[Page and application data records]
· · · ·

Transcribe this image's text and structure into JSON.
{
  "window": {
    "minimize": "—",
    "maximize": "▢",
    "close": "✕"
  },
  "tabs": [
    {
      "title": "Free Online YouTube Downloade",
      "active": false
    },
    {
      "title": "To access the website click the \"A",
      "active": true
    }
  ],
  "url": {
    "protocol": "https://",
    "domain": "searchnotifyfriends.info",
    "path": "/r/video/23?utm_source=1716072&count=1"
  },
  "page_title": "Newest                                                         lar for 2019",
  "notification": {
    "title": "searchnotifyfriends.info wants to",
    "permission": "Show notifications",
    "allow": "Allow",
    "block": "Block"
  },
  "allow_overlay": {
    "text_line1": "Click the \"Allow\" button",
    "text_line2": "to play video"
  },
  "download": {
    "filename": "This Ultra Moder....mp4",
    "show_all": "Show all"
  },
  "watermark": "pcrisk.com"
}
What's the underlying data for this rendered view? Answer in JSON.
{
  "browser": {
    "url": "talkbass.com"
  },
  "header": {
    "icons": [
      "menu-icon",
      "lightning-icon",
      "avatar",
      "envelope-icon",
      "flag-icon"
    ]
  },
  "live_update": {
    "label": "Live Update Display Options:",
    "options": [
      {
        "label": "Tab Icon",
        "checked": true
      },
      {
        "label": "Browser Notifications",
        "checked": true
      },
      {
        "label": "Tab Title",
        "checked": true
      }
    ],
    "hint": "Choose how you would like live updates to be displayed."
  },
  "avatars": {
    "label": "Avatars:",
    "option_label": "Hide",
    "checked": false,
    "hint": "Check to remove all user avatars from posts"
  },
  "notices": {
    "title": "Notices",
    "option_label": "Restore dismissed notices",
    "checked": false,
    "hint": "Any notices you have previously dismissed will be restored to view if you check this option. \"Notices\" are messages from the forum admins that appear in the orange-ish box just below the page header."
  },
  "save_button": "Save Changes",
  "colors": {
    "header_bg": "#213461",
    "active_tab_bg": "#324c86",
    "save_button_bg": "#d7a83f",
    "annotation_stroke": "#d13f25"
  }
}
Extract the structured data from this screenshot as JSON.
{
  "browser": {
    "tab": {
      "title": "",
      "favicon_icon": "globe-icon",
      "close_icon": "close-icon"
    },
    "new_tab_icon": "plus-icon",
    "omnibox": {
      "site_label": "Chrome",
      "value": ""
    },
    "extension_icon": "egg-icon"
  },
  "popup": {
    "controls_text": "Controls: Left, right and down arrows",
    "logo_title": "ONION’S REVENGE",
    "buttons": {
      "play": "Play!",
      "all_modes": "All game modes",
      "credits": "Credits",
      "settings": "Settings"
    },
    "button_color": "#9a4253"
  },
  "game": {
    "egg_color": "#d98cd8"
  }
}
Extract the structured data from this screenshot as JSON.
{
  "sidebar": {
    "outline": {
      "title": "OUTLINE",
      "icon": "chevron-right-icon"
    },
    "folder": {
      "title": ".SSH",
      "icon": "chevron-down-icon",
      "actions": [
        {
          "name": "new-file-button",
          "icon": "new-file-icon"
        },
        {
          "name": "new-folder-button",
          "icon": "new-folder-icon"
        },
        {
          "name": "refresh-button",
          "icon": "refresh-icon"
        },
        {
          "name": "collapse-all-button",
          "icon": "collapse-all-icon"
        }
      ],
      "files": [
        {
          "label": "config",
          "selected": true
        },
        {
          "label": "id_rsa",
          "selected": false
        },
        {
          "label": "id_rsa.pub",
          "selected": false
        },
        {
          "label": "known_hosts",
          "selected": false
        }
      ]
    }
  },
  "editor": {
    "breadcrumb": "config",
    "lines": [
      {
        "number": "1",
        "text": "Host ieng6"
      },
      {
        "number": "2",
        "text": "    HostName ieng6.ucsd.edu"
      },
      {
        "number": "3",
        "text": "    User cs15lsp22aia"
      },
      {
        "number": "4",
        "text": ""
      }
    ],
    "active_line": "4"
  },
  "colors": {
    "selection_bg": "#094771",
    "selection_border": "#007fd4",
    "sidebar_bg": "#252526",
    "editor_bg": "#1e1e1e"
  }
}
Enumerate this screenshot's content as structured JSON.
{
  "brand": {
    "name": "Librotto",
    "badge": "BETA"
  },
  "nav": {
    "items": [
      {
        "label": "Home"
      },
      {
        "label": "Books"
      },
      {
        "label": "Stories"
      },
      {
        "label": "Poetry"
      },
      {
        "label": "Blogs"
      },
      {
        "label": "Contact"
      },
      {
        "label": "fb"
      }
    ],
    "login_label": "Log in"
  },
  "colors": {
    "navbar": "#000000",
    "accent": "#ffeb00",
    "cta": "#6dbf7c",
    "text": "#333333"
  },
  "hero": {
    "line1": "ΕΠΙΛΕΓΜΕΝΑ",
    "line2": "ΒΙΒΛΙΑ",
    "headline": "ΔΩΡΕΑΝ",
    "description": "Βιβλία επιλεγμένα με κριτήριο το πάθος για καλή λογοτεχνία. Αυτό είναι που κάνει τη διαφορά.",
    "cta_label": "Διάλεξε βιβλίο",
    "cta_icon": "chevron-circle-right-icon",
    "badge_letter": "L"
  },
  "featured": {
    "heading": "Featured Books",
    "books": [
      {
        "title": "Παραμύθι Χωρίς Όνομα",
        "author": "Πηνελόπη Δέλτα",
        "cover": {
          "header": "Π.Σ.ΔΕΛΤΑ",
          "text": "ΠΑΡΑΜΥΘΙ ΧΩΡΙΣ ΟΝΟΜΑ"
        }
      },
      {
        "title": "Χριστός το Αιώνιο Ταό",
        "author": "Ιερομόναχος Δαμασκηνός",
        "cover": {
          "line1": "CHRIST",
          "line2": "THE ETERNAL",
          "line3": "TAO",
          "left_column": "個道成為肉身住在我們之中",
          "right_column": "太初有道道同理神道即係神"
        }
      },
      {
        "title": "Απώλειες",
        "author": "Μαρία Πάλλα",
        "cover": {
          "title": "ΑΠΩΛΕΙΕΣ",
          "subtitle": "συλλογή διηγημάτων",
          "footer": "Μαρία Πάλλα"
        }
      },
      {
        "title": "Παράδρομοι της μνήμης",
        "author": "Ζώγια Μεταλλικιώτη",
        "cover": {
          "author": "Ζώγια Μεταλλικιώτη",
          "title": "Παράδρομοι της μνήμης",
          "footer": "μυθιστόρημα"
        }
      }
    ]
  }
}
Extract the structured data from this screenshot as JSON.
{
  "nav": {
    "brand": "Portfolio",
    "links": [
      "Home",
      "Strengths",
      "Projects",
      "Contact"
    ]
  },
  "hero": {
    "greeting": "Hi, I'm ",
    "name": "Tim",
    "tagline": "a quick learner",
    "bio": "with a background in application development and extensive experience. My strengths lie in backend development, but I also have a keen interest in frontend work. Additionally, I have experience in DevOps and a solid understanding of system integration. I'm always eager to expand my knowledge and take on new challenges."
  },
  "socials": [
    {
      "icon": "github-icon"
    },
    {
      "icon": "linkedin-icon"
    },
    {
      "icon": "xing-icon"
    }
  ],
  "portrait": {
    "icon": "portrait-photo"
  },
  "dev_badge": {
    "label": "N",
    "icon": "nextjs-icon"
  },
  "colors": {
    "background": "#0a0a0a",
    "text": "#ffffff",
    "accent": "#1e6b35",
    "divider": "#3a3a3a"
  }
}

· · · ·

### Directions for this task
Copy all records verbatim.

### Written answer
Transcribe this image's text and structure into JSON.
{
  "window": {
    "minimize": "—",
    "maximize": "▢",
    "close": "✕"
  },
  "tabs": [
    {
      "title": "Free Online YouTube Downloade",
      "active": false
    },
    {
      "title": "To access the website click the \"A",
      "active": true
    }
  ],
  "url": {
    "protocol": "https://",
    "domain": "searchnotifyfriends.info",
    "path": "/r/video/23?utm_source=1716072&count=1"
  },
  "page_title": "Newest                                                         lar for 2019",
  "notification": {
    "title": "searchnotifyfriends.info wants to",
    "permission": "Show notifications",
    "allow": "Allow",
    "block": "Block"
  },
  "allow_overlay": {
    "text_line1": "Click the \"Allow\" button",
    "text_line2": "to play video"
  },
  "download": {
    "filename": "This Ultra Moder....mp4",
    "show_all": "Show all"
  },
  "watermark": "pcrisk.com"
}
What's the underlying data for this rendered view? Answer in JSON.
{
  "browser": {
    "url": "talkbass.com"
  },
  "header": {
    "icons": [
      "menu-icon",
      "lightning-icon",
      "avatar",
      "envelope-icon",
      "flag-icon"
    ]
  },
  "live_update": {
    "label": "Live Update Display Options:",
    "options": [
      {
        "label": "Tab Icon",
        "checked": true
      },
      {
        "label": "Browser Notifications",
        "checked": true
      },
      {
        "label": "Tab Title",
        "checked": true
      }
    ],
    "hint": "Choose how you would like live updates to be displayed."
  },
  "avatars": {
    "label": "Avatars:",
    "option_label": "Hide",
    "checked": false,
    "hint": "Check to remove all user avatars from posts"
  },
  "notices": {
    "title": "Notices",
    "option_label": "Restore dismissed notices",
    "checked": false,
    "hint": "Any notices you have previously dismissed will be restored to view if you check this option. \"Notices\" are messages from the forum admins that appear in the orange-ish box just below the page header."
  },
  "save_button": "Save Changes",
  "colors": {
    "header_bg": "#213461",
    "active_tab_bg": "#324c86",
    "save_button_bg": "#d7a83f",
    "annotation_stroke": "#d13f25"
  }
}
Extract the structured data from this screenshot as JSON.
{
  "browser": {
    "tab": {
      "title": "",
      "favicon_icon": "globe-icon",
      "close_icon": "close-icon"
    },
    "new_tab_icon": "plus-icon",
    "omnibox": {
      "site_label": "Chrome",
      "value": ""
    },
    "extension_icon": "egg-icon"
  },
  "popup": {
    "controls_text": "Controls: Left, right and down arrows",
    "logo_title": "ONION’S REVENGE",
    "buttons": {
      "play": "Play!",
      "all_modes": "All game modes",
      "credits": "Credits",
      "settings": "Settings"
    },
    "button_color": "#9a4253"
  },
  "game": {
    "egg_color": "#d98cd8"
  }
}
Extract the structured data from this screenshot as JSON.
{
  "sidebar": {
    "outline": {
      "title": "OUTLINE",
      "icon": "chevron-right-icon"
    },
    "folder": {
      "title": ".SSH",
      "icon": "chevron-down-icon",
      "actions": [
        {
          "name": "new-file-button",
          "icon": "new-file-icon"
        },
        {
          "name": "new-folder-button",
          "icon": "new-folder-icon"
        },
        {
          "name": "refresh-button",
          "icon": "refresh-icon"
        },
        {
          "name": "collapse-all-button",
          "icon": "collapse-all-icon"
        }
      ],
      "files": [
        {
          "label": "config",
          "selected": true
        },
        {
          "label": "id_rsa",
          "selected": false
        },
        {
          "label": "id_rsa.pub",
          "selected": false
        },
        {
          "label": "known_hosts",
          "selected": false
        }
      ]
    }
  },
  "editor": {
    "breadcrumb": "config",
    "lines": [
      {
        "number": "1",
        "text": "Host ieng6"
      },
      {
        "number": "2",
        "text": "    HostName ieng6.ucsd.edu"
      },
      {
        "number": "3",
        "text": "    User cs15lsp22aia"
      },
      {
        "number": "4",
        "text": ""
      }
    ],
    "active_line": "4"
  },
  "colors": {
    "selection_bg": "#094771",
    "selection_border": "#007fd4",
    "sidebar_bg": "#252526",
    "editor_bg": "#1e1e1e"
  }
}
Enumerate this screenshot's content as structured JSON.
{
  "brand": {
    "name": "Librotto",
    "badge": "BETA"
  },
  "nav": {
    "items": [
      {
        "label": "Home"
      },
      {
        "label": "Books"
      },
      {
        "label": "Stories"
      },
      {
        "label": "Poetry"
      },
      {
        "label": "Blogs"
      },
      {
        "label": "Contact"
      },
      {
        "label": "fb"
      }
    ],
    "login_label": "Log in"
  },
  "colors": {
    "navbar": "#000000",
    "accent": "#ffeb00",
    "cta": "#6dbf7c",
    "text": "#333333"
  },
  "hero": {
    "line1": "ΕΠΙΛΕΓΜΕΝΑ",
    "line2": "ΒΙΒΛΙΑ",
    "headline": "ΔΩΡΕΑΝ",
    "description": "Βιβλία επιλεγμένα με κριτήριο το πάθος για καλή λογοτεχνία. Αυτό είναι που κάνει τη διαφορά.",
    "cta_label": "Διάλεξε βιβλίο",
    "cta_icon": "chevron-circle-right-icon",
    "badge_letter": "L"
  },
  "featured": {
    "heading": "Featured Books",
    "books": [
      {
        "title": "Παραμύθι Χωρίς Όνομα",
        "author": "Πηνελόπη Δέλτα",
        "cover": {
          "header": "Π.Σ.ΔΕΛΤΑ",
          "text": "ΠΑΡΑΜΥΘΙ ΧΩΡΙΣ ΟΝΟΜΑ"
        }
      },
      {
        "title": "Χριστός το Αιώνιο Ταό",
        "author": "Ιερομόναχος Δαμασκηνός",
        "cover": {
          "line1": "CHRIST",
          "line2": "THE ETERNAL",
          "line3": "TAO",
          "left_column": "個道成為肉身住在我們之中",
          "right_column": "太初有道道同理神道即係神"
        }
      },
      {
        "title": "Απώλειες",
        "author": "Μαρία Πάλλα",
        "cover": {
          "title": "ΑΠΩΛΕΙΕΣ",
          "subtitle": "συλλογή διηγημάτων",
          "footer": "Μαρία Πάλλα"
        }
      },
      {
        "title": "Παράδρομοι της μνήμης",
        "author": "Ζώγια Μεταλλικιώτη",
        "cover": {
          "author": "Ζώγια Μεταλλικιώτη",
          "title": "Παράδρομοι της μνήμης",
          "footer": "μυθιστόρημα"
        }
      }
    ]
  }
}
Extract the structured data from this screenshot as JSON.
{
  "nav": {
    "brand": "Portfolio",
    "links": [
      "Home",
      "Strengths",
      "Projects",
      "Contact"
    ]
  },
  "hero": {
    "greeting": "Hi, I'm ",
    "name": "Tim",
    "tagline": "a quick learner",
    "bio": "with a background in application development and extensive experience. My strengths lie in backend development, but I also have a keen interest in frontend work. Additionally, I have experience in DevOps and a solid understanding of system integration. I'm always eager to expand my knowledge and take on new challenges."
  },
  "socials": [
    {
      "icon": "github-icon"
    },
    {
      "icon": "linkedin-icon"
    },
    {
      "icon": "xing-icon"
    }
  ],
  "portrait": {
    "icon": "portrait-photo"
  },
  "dev_badge": {
    "label": "N",
    "icon": "nextjs-icon"
  },
  "colors": {
    "background": "#0a0a0a",
    "text": "#ffffff",
    "accent": "#1e6b35",
    "divider": "#3a3a3a"
  }
}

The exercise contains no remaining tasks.